Sponsored By

Survey snippet: How do you identify your cattle?Survey snippet: How do you identify your cattle?

Animal ID has reappeared as a controversial issue in beef circles. Here’s a look at how and why cattle producers identify their cattle.

Burt Rutherford

April 25, 2017

1 Min Read
Survey snippet: How do you identify your cattle?

Cattle producers have identified their cattle to indicate ownership for as long as there have been domestic cattle. And some of those methods, like ear notching and branding, are still widely used today. But have cattle producers adopted newer, more technology-driven identification methods?

To that end, we surveyed BEEF readers recently to get a feel for your use of and opinions on animal identification. Here’s a look at what you had to say.
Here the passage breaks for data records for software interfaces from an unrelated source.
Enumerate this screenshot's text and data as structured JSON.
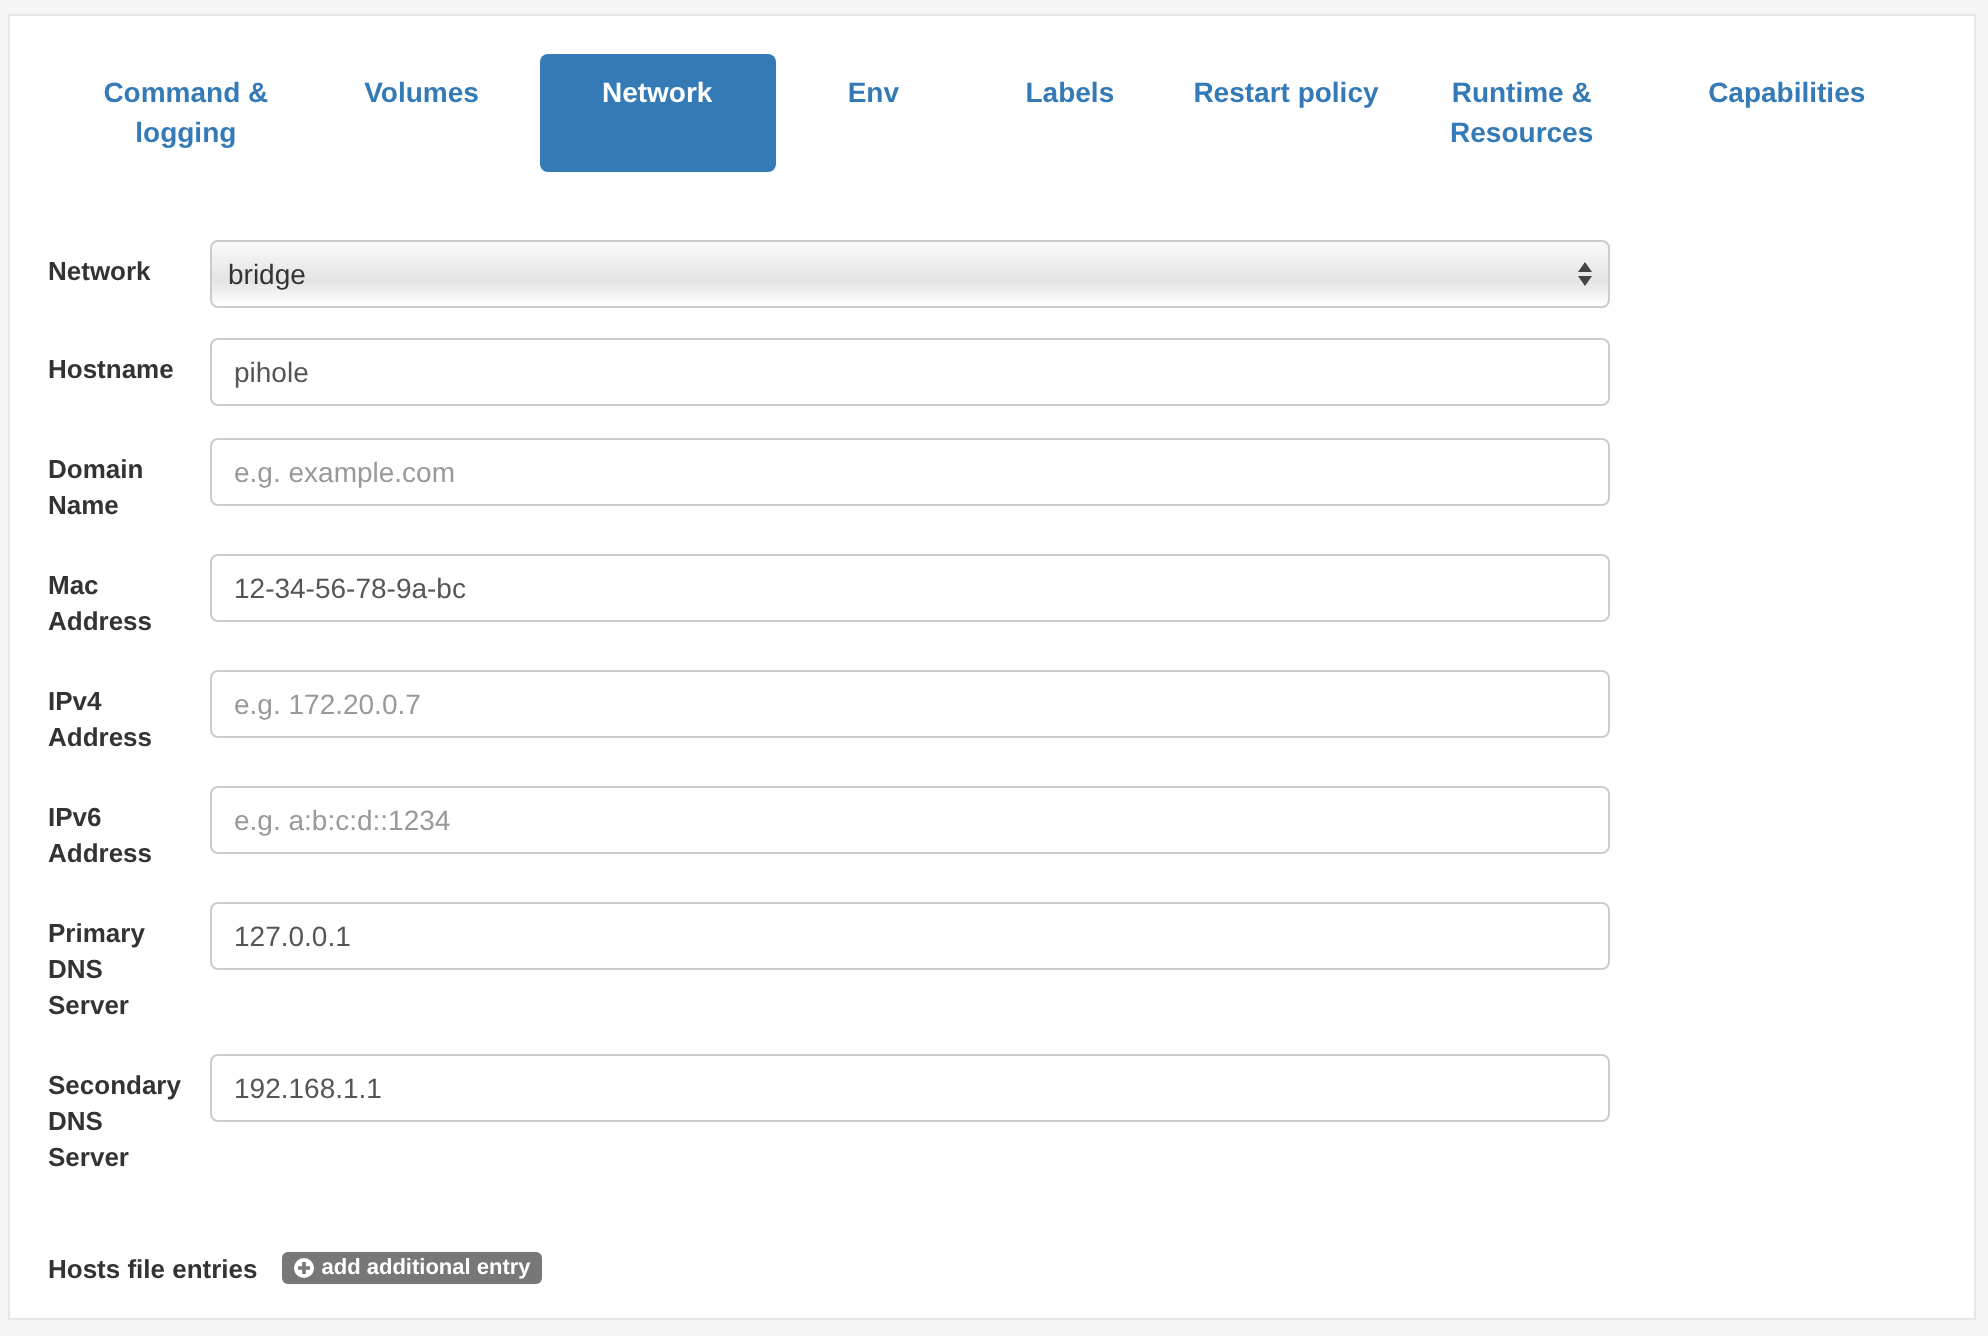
{
  "tabs": [
    {
      "label": "Command & logging",
      "selected": false
    },
    {
      "label": "Volumes",
      "selected": false
    },
    {
      "label": "Network",
      "selected": true
    },
    {
      "label": "Env",
      "selected": false
    },
    {
      "label": "Labels",
      "selected": false
    },
    {
      "label": "Restart policy",
      "selected": false
    },
    {
      "label": "Runtime & Resources",
      "selected": false
    },
    {
      "label": "Capabilities",
      "selected": false
    }
  ],
  "fields": [
    {
      "label": "Network",
      "kind": "select",
      "value": "bridge"
    },
    {
      "label": "Hostname",
      "kind": "text",
      "value": "pihole"
    },
    {
      "label": "Domain Name",
      "kind": "text",
      "placeholder": "e.g. example.com"
    },
    {
      "label": "Mac Address",
      "kind": "text",
      "value": "12-34-56-78-9a-bc"
    },
    {
      "label": "IPv4 Address",
      "kind": "text",
      "placeholder": "e.g. 172.20.0.7"
    },
    {
      "label": "IPv6 Address",
      "kind": "text",
      "placeholder": "e.g. a:b:c:d::1234"
    },
    {
      "label": "Primary DNS Server",
      "kind": "text",
      "value": "127.0.0.1"
    },
    {
      "label": "Secondary DNS Server",
      "kind": "text",
      "value": "192.168.1.1"
    }
  ],
  "hosts": {
    "label": "Hosts file entries",
    "button": "add additional entry"
  }
}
When asked what form of ranch-wide animal identification readers use, the majority, at 70%, use dangle ear tags. While that wasn’t surprising, what was surprising (at least to us) is that 47.2% use a hot iron brand. Given the general acceptance of branding as a permanent indication of ownership, our hypothesis was that branding would be more common.

Beyond that, 14.6% use freeze branding and 5.4% don’t use any form of identification at all. Another 18.1% say “other, “with most responses indicating that ear notches and EID or RFID tags are used (Figure 1). Totals add up to more than 100% because of multiple responses.

As far as why readers use ranchwide animal identification, 83.3% say for management and 70.5% say to indicate ownership. Theft deterrence was important for 51.6%; 26.6% indicate they do it for marketing; 19.1% to comply with verification or value-added programs; and 15.9% to comply with government cattle health programs (Figure 2). Totals add up to more than 100% because of multiple responses.

Related:BEEF readers split on animal ID

See all of the data from our exclusive 2017 survey here.

About the Author(s)

Burt Rutherford

Senior Editor, BEEF Magazine

Burt Rutherford is director of content and senior editor of BEEF. He has nearly 40 years’ experience communicating about the beef industry. A Colorado native and graduate of Colorado State University with a degree in agricultural journalism, he now works from his home base in Colorado. He worked as communications director for the North American Limousin Foundation and editor of the Western Livestock Journal before spending 21 years as communications director for the Texas Cattle Feeders Association. He works to keep BEEF readers informed of trends and production practices to bolster the bottom line.

Subscribe to Our Newsletters
BEEF Magazine is the source for beef production, management and market news.

You May Also Like